## Task item
What is needed is the number of lines in the data below that include "icon", stated by itself.
(Exercise data Opens)
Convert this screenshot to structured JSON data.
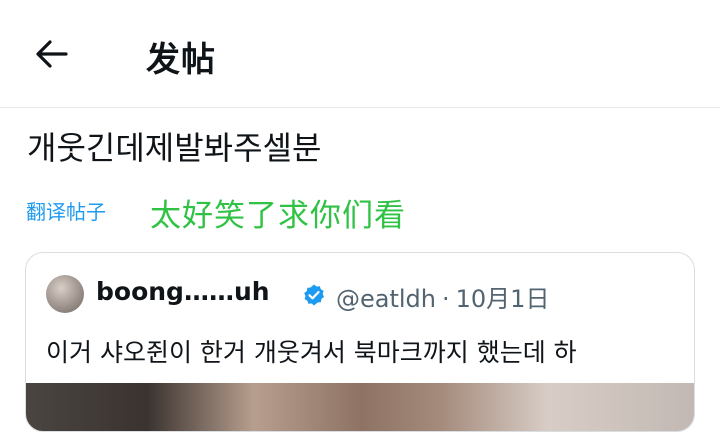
{
  "header": {
    "back_icon": "arrow-left-icon",
    "title": "发帖"
  },
  "post": {
    "text": "개웃긴데제발봐주셀분",
    "translate_label": "翻译帖子",
    "translated_text": "太好笑了求你们看"
  },
  "quote": {
    "display_name": "boong……uh",
    "handle": "@eatldh",
    "separator": "·",
    "date": "10月1日",
    "text": "이거 샤오쥔이 한거 개웃겨서 북마크까지 했는데 하",
    "verified_icon": "verified-badge-icon",
    "verified_color": "#1d9bf0"
  },
  "colors": {
    "link": "#1d9bf0",
    "translated_text": "#2fc244",
    "secondary_text": "#536471"
  }
}
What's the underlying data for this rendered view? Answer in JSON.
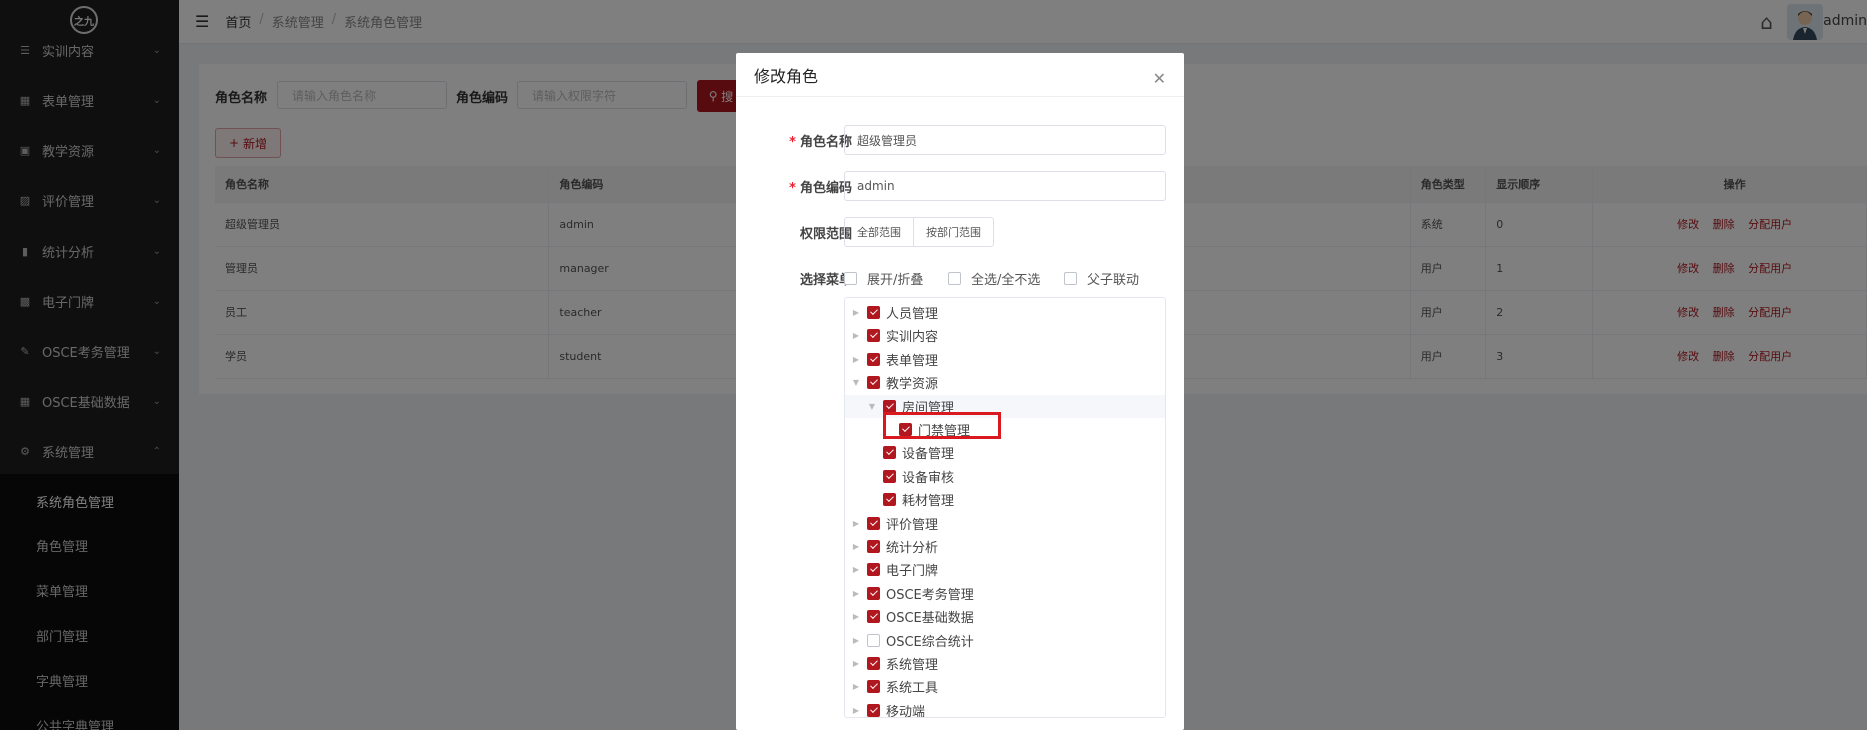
{
  "sidebar": {
    "logo_text": "之九",
    "items": [
      {
        "label": "实训内容",
        "icon": "book-icon"
      },
      {
        "label": "表单管理",
        "icon": "form-icon"
      },
      {
        "label": "教学资源",
        "icon": "folder-icon"
      },
      {
        "label": "评价管理",
        "icon": "evaluation-icon"
      },
      {
        "label": "统计分析",
        "icon": "bar-chart-icon"
      },
      {
        "label": "电子门牌",
        "icon": "monitor-icon"
      },
      {
        "label": "OSCE考务管理",
        "icon": "exam-icon"
      },
      {
        "label": "OSCE基础数据",
        "icon": "grid-icon"
      },
      {
        "label": "系统管理",
        "icon": "gear-icon"
      }
    ],
    "sub_items": [
      {
        "label": "系统角色管理",
        "active": true
      },
      {
        "label": "角色管理"
      },
      {
        "label": "菜单管理"
      },
      {
        "label": "部门管理"
      },
      {
        "label": "字典管理"
      },
      {
        "label": "公共字典管理"
      }
    ]
  },
  "header": {
    "breadcrumb": [
      "首页",
      "系统管理",
      "系统角色管理"
    ],
    "user_name": "admin"
  },
  "filter": {
    "role_name_label": "角色名称",
    "role_name_placeholder": "请输入角色名称",
    "role_code_label": "角色编码",
    "role_code_placeholder": "请输入权限字符",
    "search_label": "搜",
    "add_label": "新增"
  },
  "table": {
    "headers": [
      "角色名称",
      "角色编码",
      "",
      "角色类型",
      "显示顺序",
      "操作"
    ],
    "rows": [
      [
        "超级管理员",
        "admin",
        "",
        "系统",
        "0"
      ],
      [
        "管理员",
        "manager",
        "",
        "用户",
        "1"
      ],
      [
        "员工",
        "teacher",
        "",
        "用户",
        "2"
      ],
      [
        "学员",
        "student",
        "",
        "用户",
        "3"
      ]
    ],
    "ops": [
      "修改",
      "删除",
      "分配用户"
    ]
  },
  "dialog": {
    "title": "修改角色",
    "role_name_label": "角色名称",
    "role_name_value": "超级管理员",
    "role_code_label": "角色编码",
    "role_code_value": "admin",
    "scope_label": "权限范围",
    "scope_options": [
      "全部范围",
      "按部门范围"
    ],
    "menu_label": "选择菜单",
    "menu_opts": [
      "展开/折叠",
      "全选/全不选",
      "父子联动"
    ],
    "tree": [
      {
        "label": "人员管理",
        "level": 0,
        "checked": true,
        "arrow": "right"
      },
      {
        "label": "实训内容",
        "level": 0,
        "checked": true,
        "arrow": "right"
      },
      {
        "label": "表单管理",
        "level": 0,
        "checked": true,
        "arrow": "right"
      },
      {
        "label": "教学资源",
        "level": 0,
        "checked": true,
        "arrow": "down"
      },
      {
        "label": "房间管理",
        "level": 1,
        "checked": true,
        "arrow": "down",
        "hl": true
      },
      {
        "label": "门禁管理",
        "level": 2,
        "checked": true,
        "arrow": ""
      },
      {
        "label": "设备管理",
        "level": 1,
        "checked": true,
        "arrow": ""
      },
      {
        "label": "设备审核",
        "level": 1,
        "checked": true,
        "arrow": ""
      },
      {
        "label": "耗材管理",
        "level": 1,
        "checked": true,
        "arrow": ""
      },
      {
        "label": "评价管理",
        "level": 0,
        "checked": true,
        "arrow": "right"
      },
      {
        "label": "统计分析",
        "level": 0,
        "checked": true,
        "arrow": "right"
      },
      {
        "label": "电子门牌",
        "level": 0,
        "checked": true,
        "arrow": "right"
      },
      {
        "label": "OSCE考务管理",
        "level": 0,
        "checked": true,
        "arrow": "right"
      },
      {
        "label": "OSCE基础数据",
        "level": 0,
        "checked": true,
        "arrow": "right"
      },
      {
        "label": "OSCE综合统计",
        "level": 0,
        "checked": false,
        "arrow": "right"
      },
      {
        "label": "系统管理",
        "level": 0,
        "checked": true,
        "arrow": "right"
      },
      {
        "label": "系统工具",
        "level": 0,
        "checked": true,
        "arrow": "right"
      },
      {
        "label": "移动端",
        "level": 0,
        "checked": true,
        "arrow": "right"
      }
    ]
  },
  "colors": {
    "primary": "#b0171f",
    "highlight_box": "#d9191f",
    "sidebar_bg": "#1f1f1f"
  }
}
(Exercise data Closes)
## Answer section
11